LGBT youth, especially transgender youth and LGBT youth of color are even more at risk for becoming part of the school-to-prison pipeline and for mental health problems, including suicide. What are concrete things you will do as board members to reduce these numbers in YCS students? An example is allowing transgender students to use the bathroom that aligns with their gender identity.

How will you evaluate [school] start times? Research supports even later start times. Right now, elementary students are getting picked up before 7 am!

Many of us have concluded that a majority in state government are actively working to damage and eventually destroy public education, in favor of privatization of schools. Is there a point where there is a role of school boards to join with other boards and community allies, as well as teachers and students, to say “no” to damaging policies and defunding from Lansing?

As a member of the board, has the topic of flexible schedules come up, in order to make it easier for students to come to school if they have jobs so they can support their family?

If you could do 1 thing to attract back some of the 50% of students in the YCS district who don’t currently attend YCS, what would you do?

How do you plan to use students at Concordia [University], Washtenaw [Community College], EMU and the U of M as resources for low test scores and the achievement gap for students at YCS, as well as Ypsilanti’s non-profit and self-help organizations?

Do you think the policies enforced in the schools are fair, such as behavior-wise? If not, how would you change them so that students won’t miss too much school?

Running for school board for each of you represents either bumping up to or maintaining a high level of investment in YCS. This district could use that level of investment from all four of you. If you are not elected to the board, what is something you see yourself doing to add to or to replace your current investment in YCS?

We need more help in the schools. Erickson is a wreck.

What are the short-term and long-term solutions for Ypsi schools?

Why shouldn’t we consolidate with other schools in the county?

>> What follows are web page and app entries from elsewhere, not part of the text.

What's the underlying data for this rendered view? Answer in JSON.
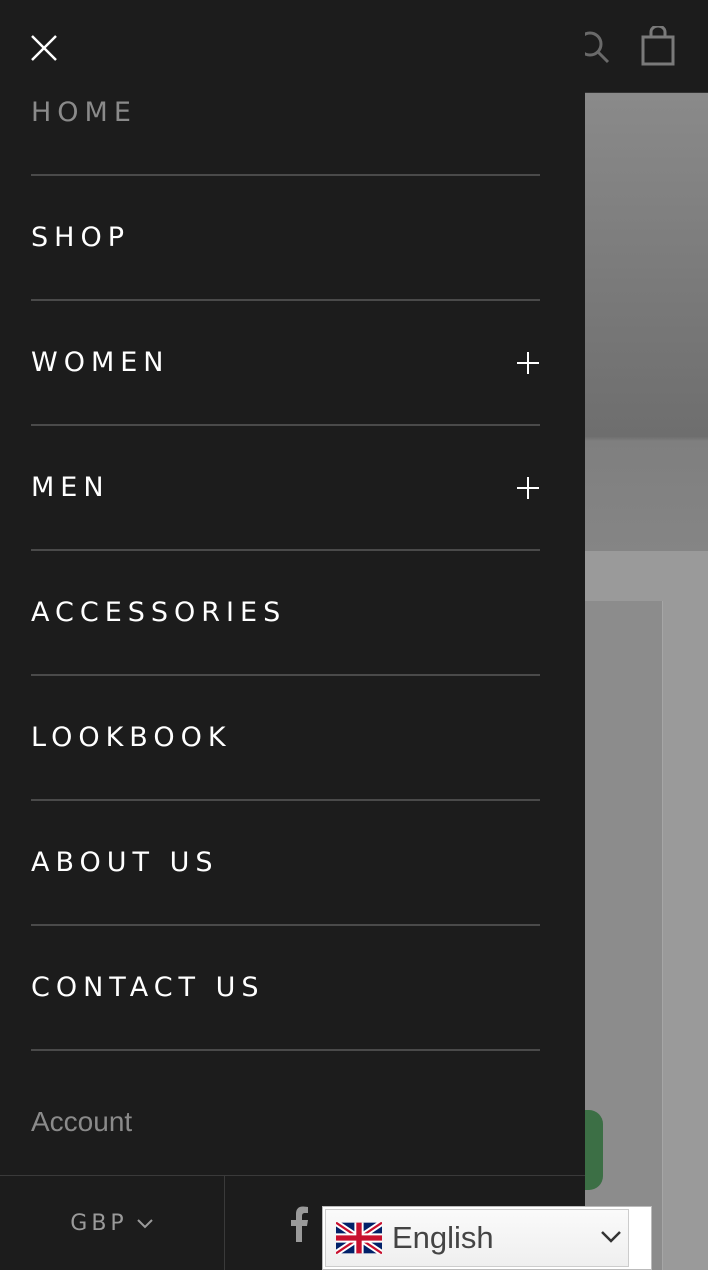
{
  "colors": {
    "drawer_bg": "#1c1c1c",
    "menu_text": "#ffffff",
    "muted_text": "#8a8a8a",
    "divider": "#4a4a4a"
  },
  "header": {
    "close_icon": "close-icon",
    "search_icon": "search-icon",
    "cart_icon": "shopping-bag-icon"
  },
  "menu": {
    "items": [
      {
        "label": "HOME",
        "expandable": false
      },
      {
        "label": "SHOP",
        "expandable": false
      },
      {
        "label": "WOMEN",
        "expandable": true
      },
      {
        "label": "MEN",
        "expandable": true
      },
      {
        "label": "ACCESSORIES",
        "expandable": false
      },
      {
        "label": "LOOKBOOK",
        "expandable": false
      },
      {
        "label": "ABOUT US",
        "expandable": false
      },
      {
        "label": "CONTACT US",
        "expandable": false
      }
    ]
  },
  "account_label": "Account",
  "footer": {
    "currency": "GBP",
    "social_icon": "facebook-icon"
  },
  "language": {
    "selected": "English",
    "flag_icon": "uk-flag-icon"
  }
}
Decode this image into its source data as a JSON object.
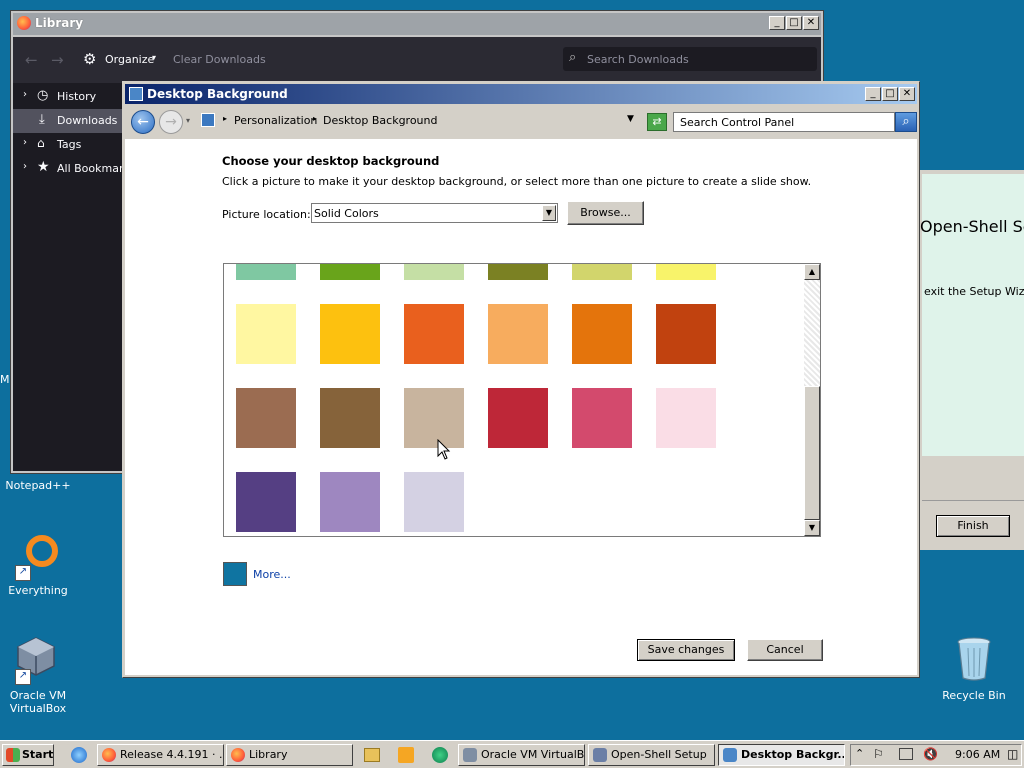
{
  "desktop": {
    "icons": [
      {
        "label": "Notepad++"
      },
      {
        "label": "Everything"
      },
      {
        "label": "Oracle VM VirtualBox"
      },
      {
        "label": "Recycle Bin"
      }
    ]
  },
  "library": {
    "title": "Library",
    "toolbar": {
      "organize": "Organize",
      "clear": "Clear Downloads",
      "search_placeholder": "Search Downloads"
    },
    "sidebar": [
      {
        "label": "History"
      },
      {
        "label": "Downloads"
      },
      {
        "label": "Tags"
      },
      {
        "label": "All Bookmarks"
      }
    ]
  },
  "openshell": {
    "title": "Open-Shell Setup",
    "text": "exit the Setup Wizard",
    "finish": "Finish"
  },
  "dialog": {
    "title": "Desktop Background",
    "breadcrumb": [
      "Personalization",
      "Desktop Background"
    ],
    "search_placeholder": "Search Control Panel",
    "heading": "Choose your desktop background",
    "description": "Click a picture to make it your desktop background, or select more than one picture to create a slide show.",
    "location_label": "Picture location:",
    "location_value": "Solid Colors",
    "browse": "Browse...",
    "more": "More...",
    "more_color": "#0f74a1",
    "save": "Save changes",
    "cancel": "Cancel",
    "swatches_top": [
      "#7fc8a2",
      "#69a41b",
      "#c5dfa5",
      "#7b8123",
      "#d2d56c",
      "#f8f36a"
    ],
    "swatches": [
      [
        "#fff7a1",
        "#fdc10f",
        "#e9601e",
        "#f7ac5e",
        "#e4740c",
        "#c1420f"
      ],
      [
        "#9b6c51",
        "#86633a",
        "#c8b49e",
        "#be2738",
        "#d34a6d",
        "#fadde6"
      ],
      [
        "#553f83",
        "#9e87c0",
        "#d4d1e3"
      ]
    ]
  },
  "taskbar": {
    "start": "Start",
    "tasks": [
      {
        "label": "Release 4.4.191 · ..."
      },
      {
        "label": "Library"
      },
      {
        "label": "Oracle VM VirtualB..."
      },
      {
        "label": "Open-Shell Setup"
      },
      {
        "label": "Desktop Backgr..."
      }
    ],
    "clock": "9:06 AM"
  }
}
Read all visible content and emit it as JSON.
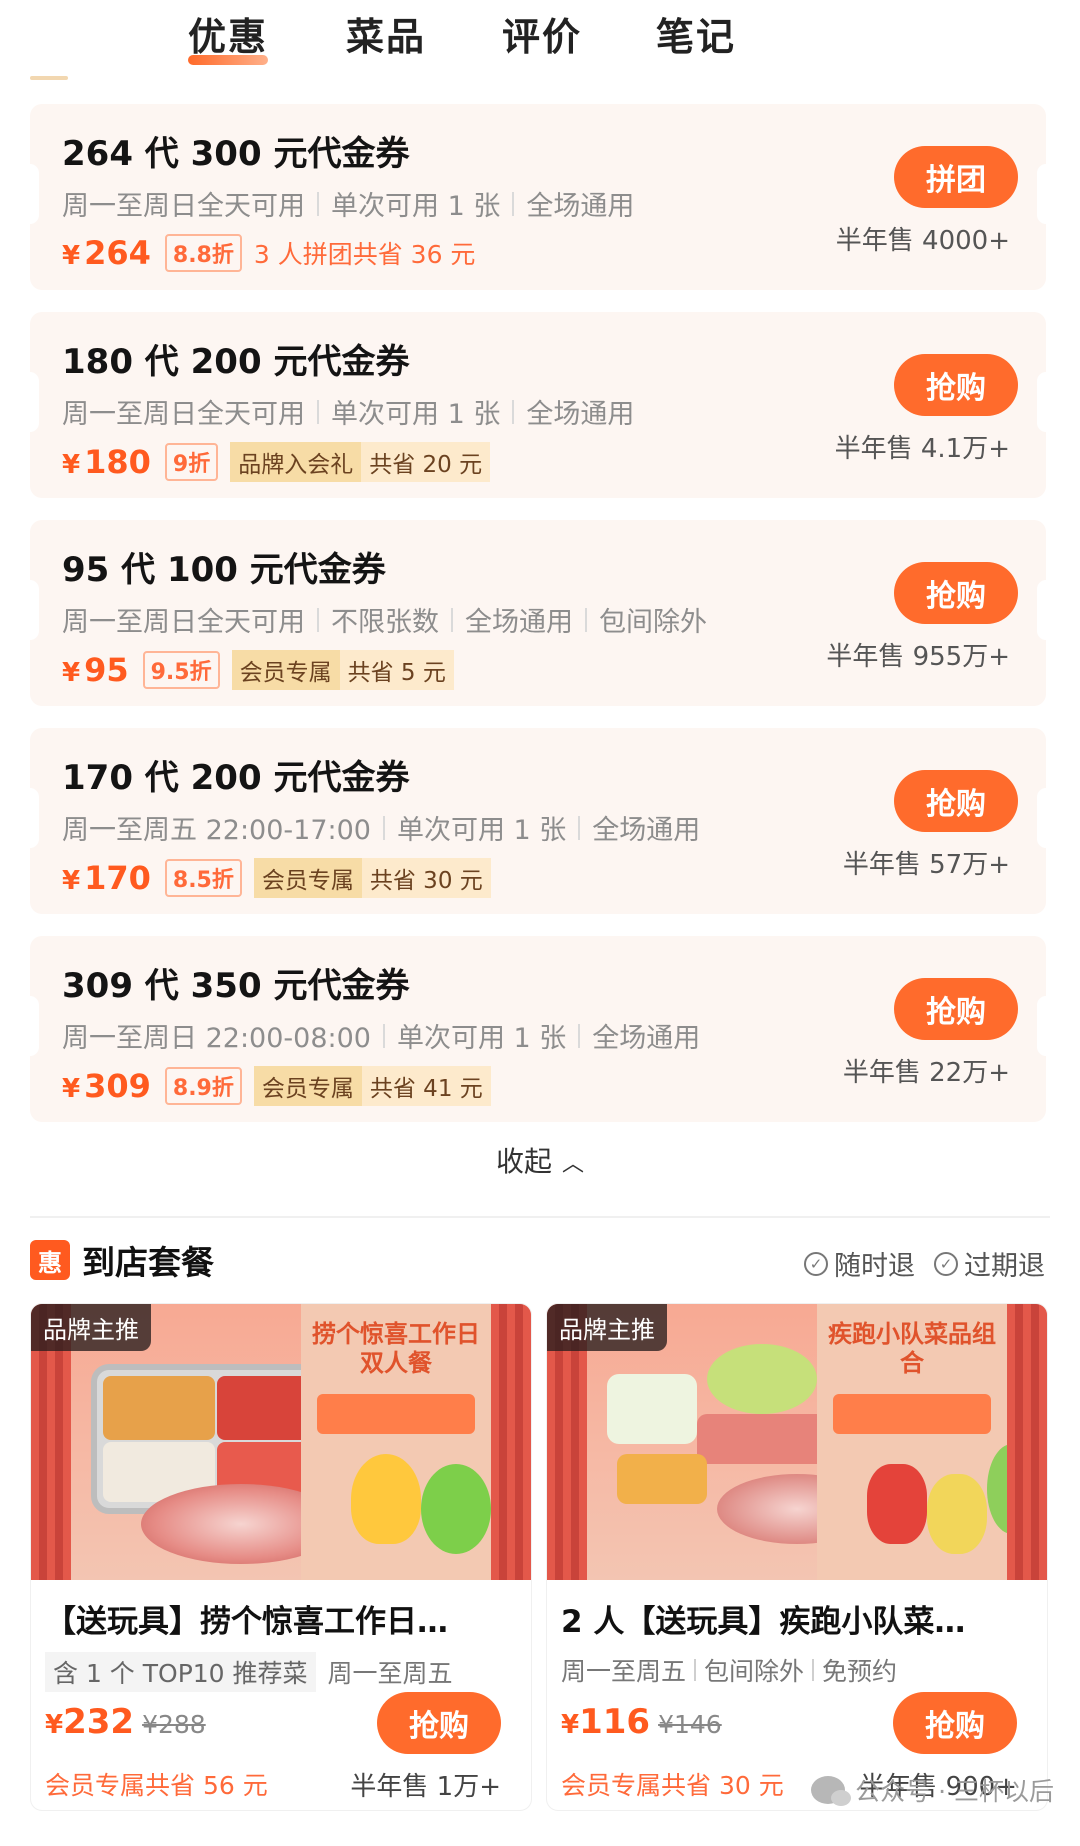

How do you plan to deal with the naturally rising costs and the fact that it is unlikely that the state will come up with more money?

To Mark Wilde: How have the processes of an extra-curricular robotics program informed or prepared our schools for a successful and engaging STEM curriculum?

What do you believe are the root causes affecting the school district and how do you see the board addressing these issues?

What should the district do with vacant school buildings? If you’re in favor of renting/selling them, so you have any preference on the types of groups to sell to?

The state of Michigan just enacted a law to return 3rd graders who are not reading at grade level. 60% of YCS third graders were “not proficient” on the 2016 M-STEP. How should YCS respond/prepare for mass retention?